    I did a small duathlon at the Olympic park last March on a weekday evening for a bit of fun and training. However, I ended up finding myself in second place, seconds behind first for the majority of the race. On the bike leg, my boyfriend kept shouting my splits at me each lap and I was gaining more and more time on the girl in front. I caught her in T2 and ended up leading the race for the last run- going on to take my first overall win! I absolutely loved the chase and my very first overall win was something special.

    And your proudest achievement?

    Winning my qualifier for the Sprint Duathlon European Championships 2018 and getting the chance to represent team GB! I didn't expect to win my age-group at all, perhaps scrape a qualification place.

    Have you ever had any racing disasters/your toughest race yet?

    At Eton Dorney Super Sprint in May, I was leading the race the whole way but got a horrendous stitch and stomach cramp as soon as I started the run. I didn't want to stop as I was still leading but I was in so much pain- it was the hardest 5k I have ever run!

    How do you overcome setbacks?

    I like to try and take a positive from every situation, even if it's overwhelmingly negative. For example, if I were injured, I would look upon it as having the chance to spend some more time studying (I am a medical student), resting and planning for when I was to be training again. Everything in life happens for a reason and so you just have to make the most of every hurdle thrown at you.

    What is the best bit of advice you wish someone had told you before you started competing?

    Ignore everyone else who is there and focus on your own race. It's very easy to psych yourself out before you've even started!

    What are your goals for 2018?

    Qualify for the World Sprint Duathlon Champs and see how it goes from there... Also I really want to work on my swimming and bring it up to the level of my cycling and running.

    Who do you take your inspiration from?

    My mother! She has managed to juggle three kids, four cats, a job and training twice a day for years and I still don't know how she does it!  I also think Lucy Charles is pretty amazing.
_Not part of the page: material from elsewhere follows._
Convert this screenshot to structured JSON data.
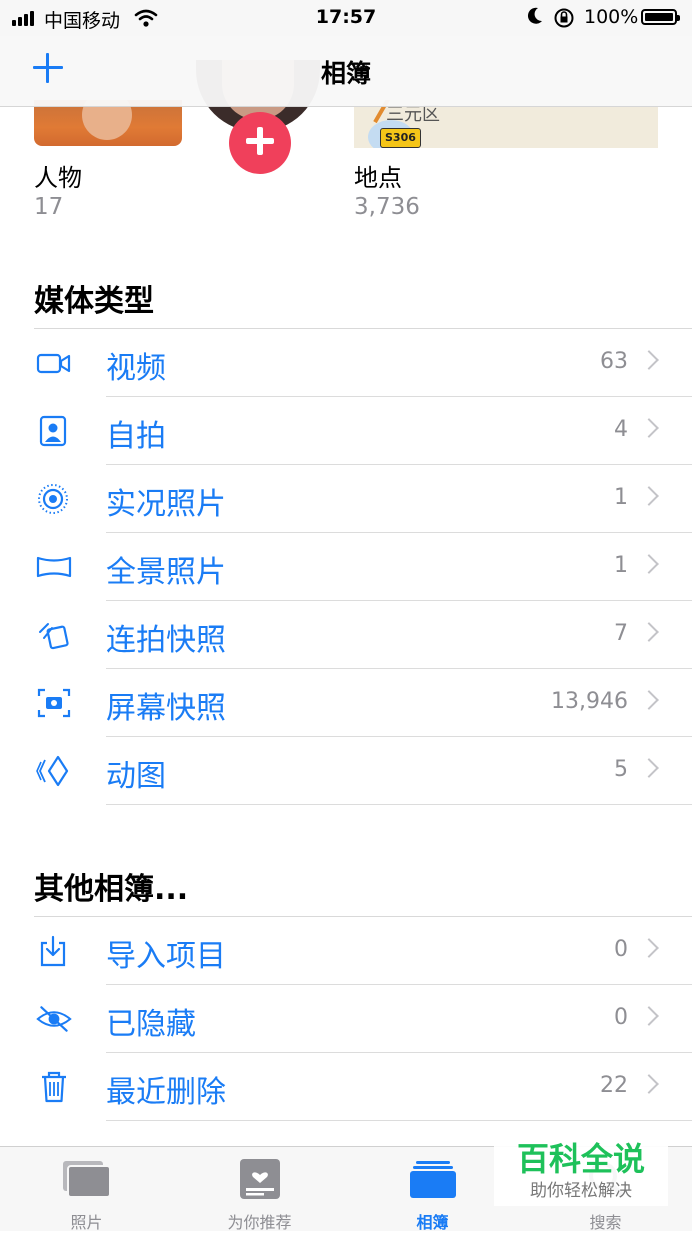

Although I have no intention on doing Ironman anytime soon, she has made such an impact on that world at such a young age, it's pretty inspiring!

    What do you like about Sundried and what’s your favourite bit of our kit?

    I love the charity involvement with Water for Kids that Sundried has. In the UK, we all take safe drinking water for granted and I think that combining charity support with the sale of Sundried clothes is an amazing thing to do.

    I love the Sundried Ruinette Capris, they are SO comfortable, extremely flattering and perfect for when you can't decide what the weather is going to do.

    Posted by Alexandra Parren